FARMINGTON — San Juan County Commissioners on Tuesday passed a resolution opposing a proposed Clean Water Act rule change that officials say would encumber the county's permitting process.
"What we have today is almost overwhelming in itself," County Public Works Director Dave Keck said.
The rule change proposed by the Environmental Protection Agency and the U.S. Army Corps of Engineers would expand water sources protected under the Clean Water Act, according to the federal register listing the proposed rule.
But Keck and a National Association of Counties spokesman say the change is overreaching and would increase permitting costs and wait times.
Efforts to reach EPA officials for comment were not successful.
Brian Namey, a spokesman for the National Association of Counties, said "dozens" of counties nationally have passed similar resolutions opposing the rule change.
He would not specify how many counties his organization knows of that oppose the proposed rule change, but he said, "We anticipate an increasing number of resolutions in the coming weeks and months."
The county commission passed its resolution unanimously, though Commissioner GloJean Todacheene was absent. The county plans to now send a copy of the document to the National Association of Counties to aid its lobbying efforts.
Keck said the rule change would require the county permit nearly all surface water sources draining into rivers or major tributaries.
The public works department most often applies for three types of permits, and that's already taxing, he said. Two of those permits enforce environmentally safe river construction, and the other ensures storm water that falls on construction sites is contained.
Applying and qualifying for more permits would be nearly impossible, Keck said. He said his office would "grind to a halt."
"I think it's overreaching. When you're talking about these small drainages that may take miles and miles before the water even reaches a main river — by that time it's kind of cleansed itself," he said.
Keck doesn't object to complying with environmental rules, he said, but the rule change wouldn't improve water quality.

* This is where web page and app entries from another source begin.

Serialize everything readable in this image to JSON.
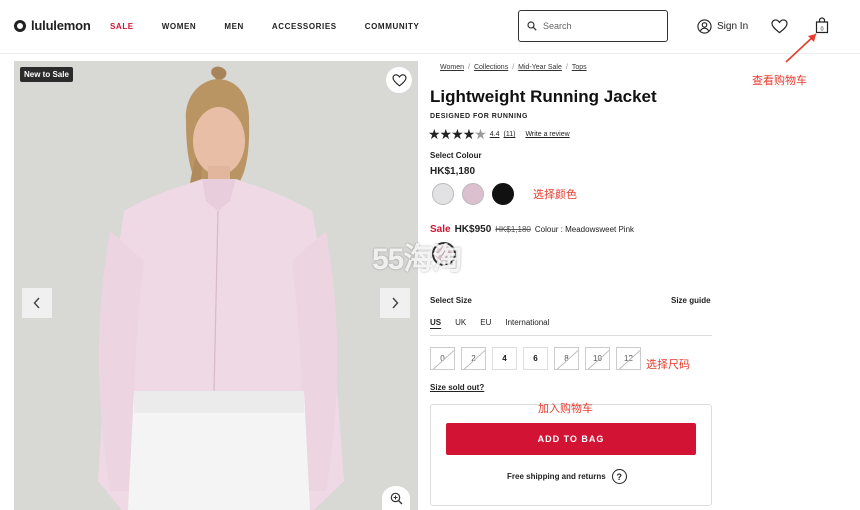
{
  "header": {
    "logo": "lululemon",
    "nav": [
      {
        "label": "SALE",
        "accent": "#d31334"
      },
      {
        "label": "WOMEN"
      },
      {
        "label": "MEN"
      },
      {
        "label": "ACCESSORIES"
      },
      {
        "label": "COMMUNITY"
      }
    ],
    "search_placeholder": "Search",
    "signin_label": "Sign In",
    "bag_count": "0",
    "icons": [
      "search-icon",
      "user-icon",
      "heart-icon",
      "bag-icon"
    ]
  },
  "gallery": {
    "badge": "New to Sale",
    "icons": [
      "heart-icon",
      "chevron-left-icon",
      "chevron-right-icon",
      "zoom-icon"
    ]
  },
  "breadcrumb": [
    "Women",
    "Collections",
    "Mid-Year Sale",
    "Tops"
  ],
  "product": {
    "title": "Lightweight Running Jacket",
    "designed_for": "DESIGNED FOR RUNNING",
    "rating": {
      "stars": 4.4,
      "value": "4.4",
      "count": "(11)",
      "write_review": "Write a review"
    },
    "select_colour_label": "Select Colour",
    "price": "HK$1,180",
    "colours": [
      "#e2e2e4",
      "#dcc0cf",
      "#111111"
    ],
    "sale": {
      "label": "Sale",
      "now": "HK$950",
      "was": "HK$1,180",
      "colour_text": "Colour : Meadowsweet Pink",
      "swatch": "#e6cfda"
    },
    "select_size_label": "Select Size",
    "size_guide": "Size guide",
    "regions": [
      "US",
      "UK",
      "EU",
      "International"
    ],
    "sizes": [
      {
        "label": "0",
        "available": false
      },
      {
        "label": "2",
        "available": false
      },
      {
        "label": "4",
        "available": true
      },
      {
        "label": "6",
        "available": true
      },
      {
        "label": "8",
        "available": false
      },
      {
        "label": "10",
        "available": false
      },
      {
        "label": "12",
        "available": false
      }
    ],
    "sold_out_link": "Size sold out?",
    "add_to_bag": "ADD TO BAG",
    "shipping": "Free shipping and returns",
    "help_icon_text": "?"
  },
  "annotations": {
    "cart": "查看购物车",
    "colour": "选择颜色",
    "size": "选择尺码",
    "add": "加入购物车"
  },
  "watermark": "55海淘"
}
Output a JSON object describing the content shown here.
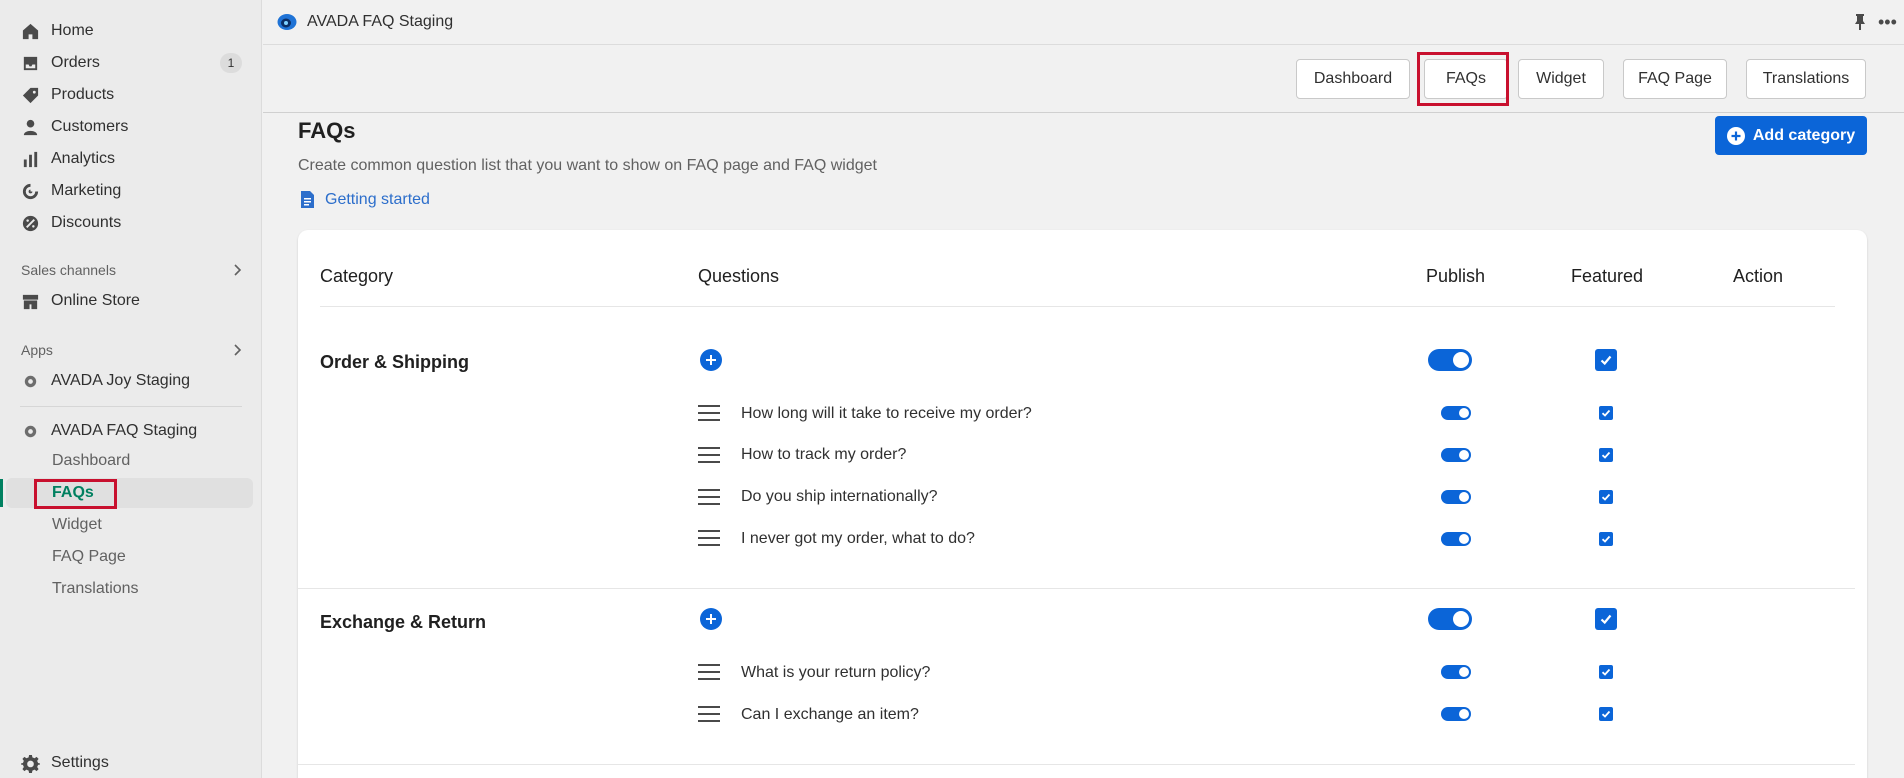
{
  "sidebar": {
    "items": [
      {
        "label": "Home",
        "icon": "home-icon"
      },
      {
        "label": "Orders",
        "icon": "orders-icon",
        "badge": "1"
      },
      {
        "label": "Products",
        "icon": "tag-icon"
      },
      {
        "label": "Customers",
        "icon": "person-icon"
      },
      {
        "label": "Analytics",
        "icon": "bar-chart-icon"
      },
      {
        "label": "Marketing",
        "icon": "target-icon"
      },
      {
        "label": "Discounts",
        "icon": "discount-icon"
      }
    ],
    "sales_channels_label": "Sales channels",
    "online_store_label": "Online Store",
    "apps_label": "Apps",
    "joy_app_label": "AVADA Joy Staging",
    "faq_app_label": "AVADA FAQ Staging",
    "faq_sub_items": [
      {
        "label": "Dashboard"
      },
      {
        "label": "FAQs"
      },
      {
        "label": "Widget"
      },
      {
        "label": "FAQ Page"
      },
      {
        "label": "Translations"
      }
    ],
    "settings_label": "Settings"
  },
  "topbar": {
    "app_title": "AVADA FAQ Staging"
  },
  "tabs": [
    {
      "label": "Dashboard"
    },
    {
      "label": "FAQs"
    },
    {
      "label": "Widget"
    },
    {
      "label": "FAQ Page"
    },
    {
      "label": "Translations"
    }
  ],
  "main": {
    "title": "FAQs",
    "description": "Create common question list that you want to show on FAQ page and FAQ widget",
    "getting_started": "Getting started",
    "add_category": "Add category"
  },
  "table": {
    "headers": {
      "category": "Category",
      "questions": "Questions",
      "publish": "Publish",
      "featured": "Featured",
      "action": "Action"
    },
    "categories": [
      {
        "name": "Order & Shipping",
        "published": true,
        "featured": true,
        "questions": [
          {
            "text": "How long will it take to receive my order?",
            "published": true,
            "featured": true
          },
          {
            "text": "How to track my order?",
            "published": true,
            "featured": true
          },
          {
            "text": "Do you ship internationally?",
            "published": true,
            "featured": true
          },
          {
            "text": "I never got my order, what to do?",
            "published": true,
            "featured": true
          }
        ]
      },
      {
        "name": "Exchange & Return",
        "published": true,
        "featured": true,
        "questions": [
          {
            "text": "What is your return policy?",
            "published": true,
            "featured": true
          },
          {
            "text": "Can I exchange an item?",
            "published": true,
            "featured": true
          }
        ]
      }
    ]
  },
  "colors": {
    "accent": "#0b65d8",
    "highlight_box": "#c8102e",
    "active_indicator": "#008060"
  }
}
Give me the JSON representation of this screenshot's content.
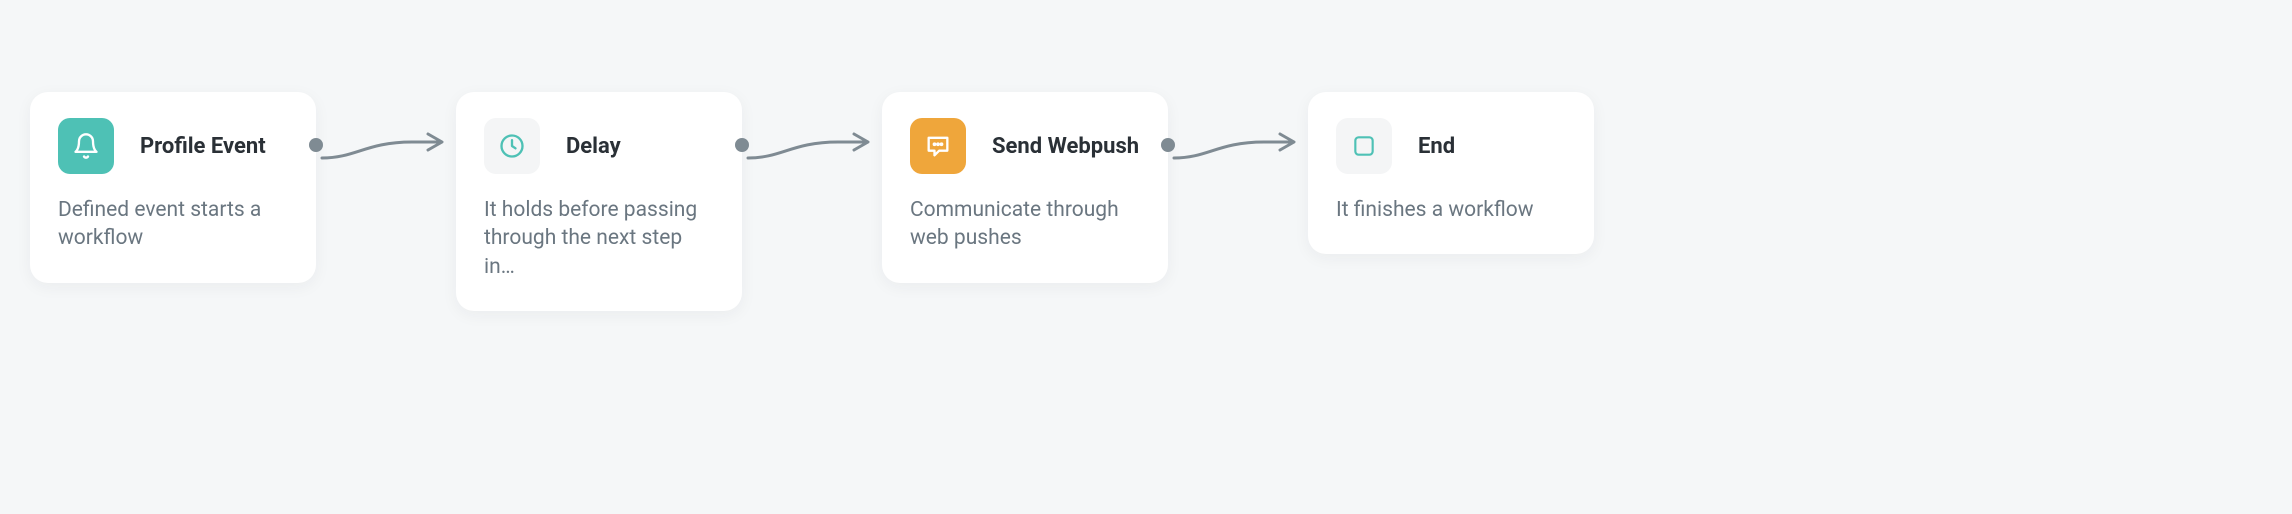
{
  "nodes": [
    {
      "id": "profile-event",
      "icon": "bell-icon",
      "icon_style": "teal",
      "title": "Profile Event",
      "description": "Defined event starts a workflow",
      "has_outgoing": true
    },
    {
      "id": "delay",
      "icon": "clock-icon",
      "icon_style": "gray",
      "title": "Delay",
      "description": "It holds before passing through the next step in…",
      "has_outgoing": true
    },
    {
      "id": "send-webpush",
      "icon": "chat-icon",
      "icon_style": "orange",
      "title": "Send Webpush",
      "description": "Communicate through web pushes",
      "has_outgoing": true
    },
    {
      "id": "end",
      "icon": "square-icon",
      "icon_style": "gray",
      "title": "End",
      "description": "It finishes a workflow",
      "has_outgoing": false
    }
  ],
  "colors": {
    "teal": "#4ec1b5",
    "orange": "#efa63b",
    "gray_bg": "#f4f5f6",
    "text_primary": "#2a3036",
    "text_secondary": "#6a7680",
    "connector": "#7f8b93"
  }
}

Commission Chairman Jack Fortner said the county wants to govern without interference from state and federal officials.
He said the county's federal representatives often listen to the county.
"I hope they listen to this," he said.